» **What is needed**: Given the records below, pull every line with the word "JSON" into the answer.

═════ Dataset content

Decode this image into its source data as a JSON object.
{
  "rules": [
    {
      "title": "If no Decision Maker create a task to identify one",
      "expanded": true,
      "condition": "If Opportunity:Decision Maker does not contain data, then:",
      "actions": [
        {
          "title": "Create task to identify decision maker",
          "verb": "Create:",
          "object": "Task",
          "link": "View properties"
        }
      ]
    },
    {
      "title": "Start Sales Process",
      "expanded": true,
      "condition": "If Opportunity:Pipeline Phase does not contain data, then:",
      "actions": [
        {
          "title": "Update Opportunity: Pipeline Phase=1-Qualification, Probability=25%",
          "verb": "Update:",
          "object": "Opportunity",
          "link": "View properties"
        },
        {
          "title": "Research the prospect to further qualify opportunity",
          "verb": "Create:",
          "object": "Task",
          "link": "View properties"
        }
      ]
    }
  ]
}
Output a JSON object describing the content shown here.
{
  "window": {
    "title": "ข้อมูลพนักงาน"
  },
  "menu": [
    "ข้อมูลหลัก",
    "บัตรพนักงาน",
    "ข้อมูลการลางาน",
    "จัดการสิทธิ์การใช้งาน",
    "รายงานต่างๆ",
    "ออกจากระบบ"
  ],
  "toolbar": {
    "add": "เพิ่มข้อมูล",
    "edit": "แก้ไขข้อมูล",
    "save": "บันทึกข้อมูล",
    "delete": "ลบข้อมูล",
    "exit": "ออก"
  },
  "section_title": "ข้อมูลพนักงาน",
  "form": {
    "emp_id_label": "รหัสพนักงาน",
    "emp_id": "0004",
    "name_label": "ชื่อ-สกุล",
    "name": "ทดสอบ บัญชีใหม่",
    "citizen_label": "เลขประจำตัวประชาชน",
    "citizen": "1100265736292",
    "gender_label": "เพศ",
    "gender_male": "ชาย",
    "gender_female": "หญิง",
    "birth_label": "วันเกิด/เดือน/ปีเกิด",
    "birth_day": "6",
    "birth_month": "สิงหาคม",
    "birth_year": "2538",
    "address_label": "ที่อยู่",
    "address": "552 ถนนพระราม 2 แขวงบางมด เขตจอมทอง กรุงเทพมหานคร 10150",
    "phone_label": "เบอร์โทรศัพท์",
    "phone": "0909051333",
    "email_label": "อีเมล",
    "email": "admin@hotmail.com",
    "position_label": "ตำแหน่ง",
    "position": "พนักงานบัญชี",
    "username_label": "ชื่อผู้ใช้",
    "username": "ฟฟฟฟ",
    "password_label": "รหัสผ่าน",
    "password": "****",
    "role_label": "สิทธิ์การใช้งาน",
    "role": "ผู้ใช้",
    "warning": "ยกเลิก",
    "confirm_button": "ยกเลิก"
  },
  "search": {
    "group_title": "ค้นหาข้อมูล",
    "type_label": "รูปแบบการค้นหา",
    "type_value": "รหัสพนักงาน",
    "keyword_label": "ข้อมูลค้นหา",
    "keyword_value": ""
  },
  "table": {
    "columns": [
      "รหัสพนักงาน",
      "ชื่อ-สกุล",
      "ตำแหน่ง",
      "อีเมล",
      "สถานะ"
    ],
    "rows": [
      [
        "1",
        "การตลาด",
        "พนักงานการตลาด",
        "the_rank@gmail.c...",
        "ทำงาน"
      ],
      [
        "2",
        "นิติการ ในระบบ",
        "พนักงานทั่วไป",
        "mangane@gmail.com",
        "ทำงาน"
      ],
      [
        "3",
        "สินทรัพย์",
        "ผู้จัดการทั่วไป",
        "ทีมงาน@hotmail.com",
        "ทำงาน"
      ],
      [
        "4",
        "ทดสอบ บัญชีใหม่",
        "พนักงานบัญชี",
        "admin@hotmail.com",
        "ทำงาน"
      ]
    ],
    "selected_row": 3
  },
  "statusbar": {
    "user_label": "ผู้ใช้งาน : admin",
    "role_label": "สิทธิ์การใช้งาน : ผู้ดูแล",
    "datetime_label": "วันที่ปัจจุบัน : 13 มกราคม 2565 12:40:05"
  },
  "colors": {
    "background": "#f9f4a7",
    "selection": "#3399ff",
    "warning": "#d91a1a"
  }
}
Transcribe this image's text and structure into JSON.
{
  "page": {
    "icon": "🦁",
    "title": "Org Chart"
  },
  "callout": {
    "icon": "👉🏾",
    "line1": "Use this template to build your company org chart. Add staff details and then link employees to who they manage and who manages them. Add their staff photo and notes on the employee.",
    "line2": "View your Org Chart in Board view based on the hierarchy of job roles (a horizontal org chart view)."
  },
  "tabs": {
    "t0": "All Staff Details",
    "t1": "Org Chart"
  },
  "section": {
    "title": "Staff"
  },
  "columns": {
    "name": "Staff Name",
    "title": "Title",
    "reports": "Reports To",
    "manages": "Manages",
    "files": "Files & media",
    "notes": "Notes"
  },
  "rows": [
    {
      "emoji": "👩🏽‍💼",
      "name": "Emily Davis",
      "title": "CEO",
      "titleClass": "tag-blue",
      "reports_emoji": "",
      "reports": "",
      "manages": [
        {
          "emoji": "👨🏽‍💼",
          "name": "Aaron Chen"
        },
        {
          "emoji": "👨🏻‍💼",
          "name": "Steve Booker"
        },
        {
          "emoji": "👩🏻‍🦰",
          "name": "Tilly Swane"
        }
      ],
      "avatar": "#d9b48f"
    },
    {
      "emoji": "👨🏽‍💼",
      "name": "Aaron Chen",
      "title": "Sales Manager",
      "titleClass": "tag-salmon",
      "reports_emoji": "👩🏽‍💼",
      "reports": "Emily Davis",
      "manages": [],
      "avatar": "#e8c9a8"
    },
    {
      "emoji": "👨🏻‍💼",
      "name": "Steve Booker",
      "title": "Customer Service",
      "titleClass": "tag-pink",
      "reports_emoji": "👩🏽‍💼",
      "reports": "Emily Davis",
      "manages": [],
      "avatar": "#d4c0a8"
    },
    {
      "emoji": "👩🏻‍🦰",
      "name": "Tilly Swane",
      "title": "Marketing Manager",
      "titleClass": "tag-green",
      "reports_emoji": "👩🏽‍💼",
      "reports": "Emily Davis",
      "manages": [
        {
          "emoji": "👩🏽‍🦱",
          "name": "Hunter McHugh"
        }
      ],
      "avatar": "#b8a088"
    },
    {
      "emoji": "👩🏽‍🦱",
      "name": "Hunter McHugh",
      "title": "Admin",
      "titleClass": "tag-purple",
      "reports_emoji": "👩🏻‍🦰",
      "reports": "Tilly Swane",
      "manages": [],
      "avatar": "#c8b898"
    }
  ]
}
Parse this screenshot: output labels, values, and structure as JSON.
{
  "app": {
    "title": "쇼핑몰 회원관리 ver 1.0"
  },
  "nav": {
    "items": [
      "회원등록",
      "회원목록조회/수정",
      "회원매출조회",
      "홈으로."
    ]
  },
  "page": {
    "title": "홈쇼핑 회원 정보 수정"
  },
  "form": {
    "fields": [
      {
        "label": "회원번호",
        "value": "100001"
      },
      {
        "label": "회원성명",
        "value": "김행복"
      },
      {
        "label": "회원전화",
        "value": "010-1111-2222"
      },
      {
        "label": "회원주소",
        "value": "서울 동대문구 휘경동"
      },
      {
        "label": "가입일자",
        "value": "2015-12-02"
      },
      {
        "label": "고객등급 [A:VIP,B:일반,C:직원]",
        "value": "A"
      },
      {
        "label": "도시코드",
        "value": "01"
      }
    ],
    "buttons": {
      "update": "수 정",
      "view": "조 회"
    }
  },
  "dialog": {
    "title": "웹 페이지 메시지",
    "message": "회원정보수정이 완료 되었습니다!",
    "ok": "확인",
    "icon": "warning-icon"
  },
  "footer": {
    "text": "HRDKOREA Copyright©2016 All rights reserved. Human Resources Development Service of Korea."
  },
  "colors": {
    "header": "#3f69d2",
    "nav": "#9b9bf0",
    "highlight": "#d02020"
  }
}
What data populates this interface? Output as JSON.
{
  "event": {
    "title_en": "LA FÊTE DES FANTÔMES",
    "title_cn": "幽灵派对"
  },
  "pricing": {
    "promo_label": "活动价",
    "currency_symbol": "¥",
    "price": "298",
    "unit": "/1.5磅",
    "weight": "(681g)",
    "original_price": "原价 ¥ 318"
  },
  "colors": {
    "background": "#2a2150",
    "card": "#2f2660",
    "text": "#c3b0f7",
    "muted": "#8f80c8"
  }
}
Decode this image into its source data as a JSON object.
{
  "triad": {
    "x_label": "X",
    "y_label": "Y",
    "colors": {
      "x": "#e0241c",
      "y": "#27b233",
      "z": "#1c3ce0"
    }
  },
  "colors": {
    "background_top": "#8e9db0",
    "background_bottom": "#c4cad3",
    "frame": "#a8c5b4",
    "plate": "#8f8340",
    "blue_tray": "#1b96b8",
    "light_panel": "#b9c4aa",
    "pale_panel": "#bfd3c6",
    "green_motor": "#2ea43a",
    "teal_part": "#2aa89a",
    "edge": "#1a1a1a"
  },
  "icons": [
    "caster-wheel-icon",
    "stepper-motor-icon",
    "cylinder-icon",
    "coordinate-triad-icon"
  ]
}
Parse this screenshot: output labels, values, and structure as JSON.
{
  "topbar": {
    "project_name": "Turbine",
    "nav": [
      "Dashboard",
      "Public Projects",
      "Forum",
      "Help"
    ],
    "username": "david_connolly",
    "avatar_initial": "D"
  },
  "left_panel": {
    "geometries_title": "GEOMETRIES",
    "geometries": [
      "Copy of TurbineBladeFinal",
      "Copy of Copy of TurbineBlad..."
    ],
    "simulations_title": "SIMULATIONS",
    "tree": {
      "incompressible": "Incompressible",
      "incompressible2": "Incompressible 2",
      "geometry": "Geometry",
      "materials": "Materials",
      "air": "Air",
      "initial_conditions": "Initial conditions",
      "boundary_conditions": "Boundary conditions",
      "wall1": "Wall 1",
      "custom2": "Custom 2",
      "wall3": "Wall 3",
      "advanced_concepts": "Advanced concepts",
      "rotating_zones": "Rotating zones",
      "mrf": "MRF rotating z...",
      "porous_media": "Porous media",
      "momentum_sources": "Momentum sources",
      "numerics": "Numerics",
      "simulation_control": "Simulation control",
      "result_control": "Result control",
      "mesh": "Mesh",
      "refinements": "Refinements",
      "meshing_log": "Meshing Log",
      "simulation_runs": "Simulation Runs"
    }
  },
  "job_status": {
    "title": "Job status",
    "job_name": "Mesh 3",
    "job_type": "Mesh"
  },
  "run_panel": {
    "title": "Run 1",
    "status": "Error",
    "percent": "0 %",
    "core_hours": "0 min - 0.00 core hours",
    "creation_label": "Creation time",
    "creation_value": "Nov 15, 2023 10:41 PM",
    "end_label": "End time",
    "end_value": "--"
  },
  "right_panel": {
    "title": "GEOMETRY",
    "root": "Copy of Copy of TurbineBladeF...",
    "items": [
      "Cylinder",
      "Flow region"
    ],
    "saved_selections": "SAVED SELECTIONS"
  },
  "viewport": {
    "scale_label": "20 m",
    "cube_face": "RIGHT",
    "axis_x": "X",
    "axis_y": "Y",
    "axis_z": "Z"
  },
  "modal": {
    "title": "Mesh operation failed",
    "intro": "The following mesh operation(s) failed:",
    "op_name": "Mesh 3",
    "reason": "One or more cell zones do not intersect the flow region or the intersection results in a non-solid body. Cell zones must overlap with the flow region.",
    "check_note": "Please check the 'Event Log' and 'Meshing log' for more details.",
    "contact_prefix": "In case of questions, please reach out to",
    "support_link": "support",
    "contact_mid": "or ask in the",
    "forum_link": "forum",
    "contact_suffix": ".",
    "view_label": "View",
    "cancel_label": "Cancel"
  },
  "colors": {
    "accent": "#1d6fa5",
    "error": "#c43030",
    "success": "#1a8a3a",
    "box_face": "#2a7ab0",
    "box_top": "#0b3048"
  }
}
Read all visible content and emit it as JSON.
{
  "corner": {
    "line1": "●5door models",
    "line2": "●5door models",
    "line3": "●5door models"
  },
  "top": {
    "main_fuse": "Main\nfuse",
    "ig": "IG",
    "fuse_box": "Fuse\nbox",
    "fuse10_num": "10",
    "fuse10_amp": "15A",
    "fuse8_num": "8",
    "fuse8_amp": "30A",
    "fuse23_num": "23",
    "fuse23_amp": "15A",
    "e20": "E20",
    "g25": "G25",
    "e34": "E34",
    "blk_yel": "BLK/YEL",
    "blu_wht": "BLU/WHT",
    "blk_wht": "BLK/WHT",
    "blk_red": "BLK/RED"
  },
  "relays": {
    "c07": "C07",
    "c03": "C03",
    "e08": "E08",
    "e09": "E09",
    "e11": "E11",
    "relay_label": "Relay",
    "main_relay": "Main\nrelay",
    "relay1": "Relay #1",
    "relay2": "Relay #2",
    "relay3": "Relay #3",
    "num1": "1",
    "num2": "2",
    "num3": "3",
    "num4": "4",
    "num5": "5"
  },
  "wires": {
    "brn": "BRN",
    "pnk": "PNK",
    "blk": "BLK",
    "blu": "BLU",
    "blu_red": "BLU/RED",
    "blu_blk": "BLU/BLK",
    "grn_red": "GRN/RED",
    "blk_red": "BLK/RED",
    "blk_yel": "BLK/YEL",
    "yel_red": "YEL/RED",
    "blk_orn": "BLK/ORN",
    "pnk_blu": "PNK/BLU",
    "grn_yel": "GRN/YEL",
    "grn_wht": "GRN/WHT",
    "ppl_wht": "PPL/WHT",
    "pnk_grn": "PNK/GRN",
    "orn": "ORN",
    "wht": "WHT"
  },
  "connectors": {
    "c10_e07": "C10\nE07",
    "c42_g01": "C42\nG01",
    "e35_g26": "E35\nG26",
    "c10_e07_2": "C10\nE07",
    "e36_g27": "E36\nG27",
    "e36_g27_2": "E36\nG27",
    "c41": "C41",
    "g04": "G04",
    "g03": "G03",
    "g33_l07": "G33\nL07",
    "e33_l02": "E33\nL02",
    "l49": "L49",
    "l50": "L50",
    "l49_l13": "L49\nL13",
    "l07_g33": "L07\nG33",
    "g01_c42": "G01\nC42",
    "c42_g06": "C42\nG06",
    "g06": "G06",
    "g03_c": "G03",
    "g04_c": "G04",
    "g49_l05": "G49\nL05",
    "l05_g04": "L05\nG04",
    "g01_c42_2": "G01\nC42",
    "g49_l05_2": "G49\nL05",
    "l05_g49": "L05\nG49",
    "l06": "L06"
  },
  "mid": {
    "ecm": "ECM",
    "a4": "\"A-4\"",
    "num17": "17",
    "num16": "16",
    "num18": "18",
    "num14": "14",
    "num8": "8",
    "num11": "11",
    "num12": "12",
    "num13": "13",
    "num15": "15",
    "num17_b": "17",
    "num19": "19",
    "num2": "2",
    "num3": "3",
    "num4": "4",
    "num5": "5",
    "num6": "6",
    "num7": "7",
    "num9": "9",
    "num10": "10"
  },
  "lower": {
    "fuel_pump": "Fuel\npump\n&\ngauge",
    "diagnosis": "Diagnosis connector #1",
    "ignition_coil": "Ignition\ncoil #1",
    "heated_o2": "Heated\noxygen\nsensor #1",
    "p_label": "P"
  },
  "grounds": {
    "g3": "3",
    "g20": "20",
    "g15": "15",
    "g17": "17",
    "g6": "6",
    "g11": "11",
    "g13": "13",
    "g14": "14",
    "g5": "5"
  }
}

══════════

» **Result of the task**:
Decode this image into its source data as a JSON object.
Output a JSON object describing the content shown here.
Transcribe this image's text and structure into JSON.
Parse this screenshot: output labels, values, and structure as JSON.
What data populates this interface? Output as JSON.
Decode this image into its source data as a JSON object.
Parse this screenshot: output labels, values, and structure as JSON.
Read all visible content and emit it as JSON.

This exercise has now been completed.